rhythms and rhymes - that's where the music is, not in the
notes. It means that apart from the bass line, which can
be quite conventional, the stuff they can do - the little
textures and fiddly bits around the edge and the noises
they are making - where is that coming from? How did they
get that in there? How did they get so much in there?
How do they get so much in there clearly between
those two beats? Stunning stuff!"
New enthusiasms aside, he keeps returning to bebop.
"It's like cubism - obstinately unyielding and compressed,
not what they call user-friendly. Or like pemmican,
concentrated food Arctic explorers are.
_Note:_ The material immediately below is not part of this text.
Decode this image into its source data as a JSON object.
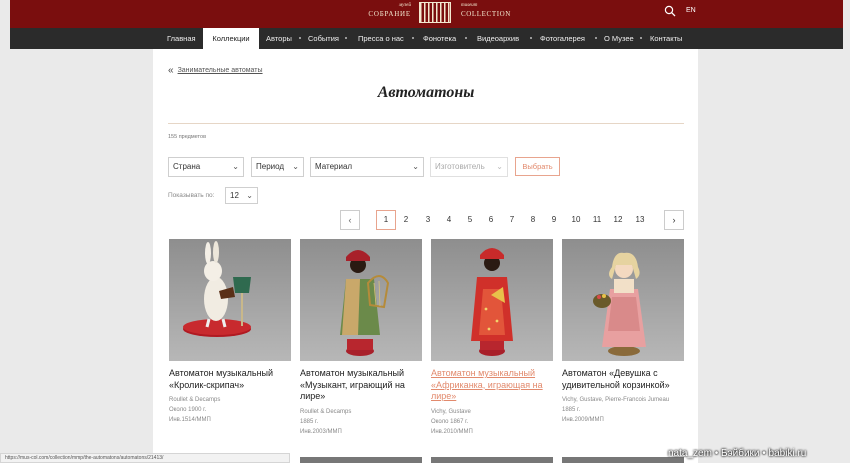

A taste of that
and anything else is flaccid. I can see, outside it, the
architecture isn't inviting, the space doesn't seem to be
there to sit down and make yourself comfortable - but once
you learn your way around in there it's utterly addictive."
When he talks about his upbringing, Wyatt's voice grows
quiet, and it is important to remember the battles of his
generation, a period when all black music was dismissed
as trivial entertainment, to be patronised by those who
knew classical music. His manner is so disarmingly unpretentious,
that it was only when transcribing his words that I realized
quite how angry they were.
"If you sing in a choir at school... we did Schubert,
so I remember a bit about him. We were told how to sing
vowels. We were told that the trouble with English was these
short vowels - we can't sing them, you can't hold a note
on them, so for the following vowels this is how to sing
them, you've got to break them down: 'ow' goes 'aa-ooo'
and you have to decide when to go from 'aa' to 'ooo'; 'i'
goes 'aa-eee'; and if you think how posh singers sing, they
sing 'through the naa-eet [night]' because they never sing
'i'. Which means that you get this really churchy mannerism
that only has one connotation. If I'd been stuck in legitimate
singing... I'm really grateful to all the musics we've been
discussing for not being bound by rules like that."
The Soft Machine - The Soft Machine (Probe)
The Soft Machine - Volume Two (Probe SPB1002)
The Soft Machine - Third (CBS66246) 1970
The Soft Machine - 4 (CBS 64280) 1970
The Soft Machine - Triple Echo (Harvest SHTW800)
Robert Wyatt - End Of An Ear (CBS) 1971
Robert Wyatt - Matching Mole (CBS)
Robert Wyatt - Little Red Record (CBS 65260)
Robert Wyatt - I'm a Believer (Virgin VS114)
Robert Wyatt - Rock Bottom (Virgin V2017)
Robert Wyatt - Ruth Is Stranger Than Richard
Jan Steele/John Cage - Voices And Instruments
(Island/Obscure 5) 1976
Robert Wyatt - Animal Film Soundtrack (Rough
Trade ROUGH40) 1981
Robert Wyatt - Nothing Can Stop Us (Rough
Trade ROUGH35) 1980-2
Robert Wyatt - Shipbuilding (Rough Trade
RTT115) 12" 1982
Robert Wyatt - Work In Progress (Rough Trade
RTT149) EP 1984
Robert Wyatt - The Age Of Self (TUC) 7"
Robert Wyatt/SWAPO Singers - The Wind Of Change
(Rough Trade RTT168) 12" 1985
Robert Wyatt - Old Rotten Hat (Rough Trade
Robert Wyatt - Dondestan (Rough Trade) 1991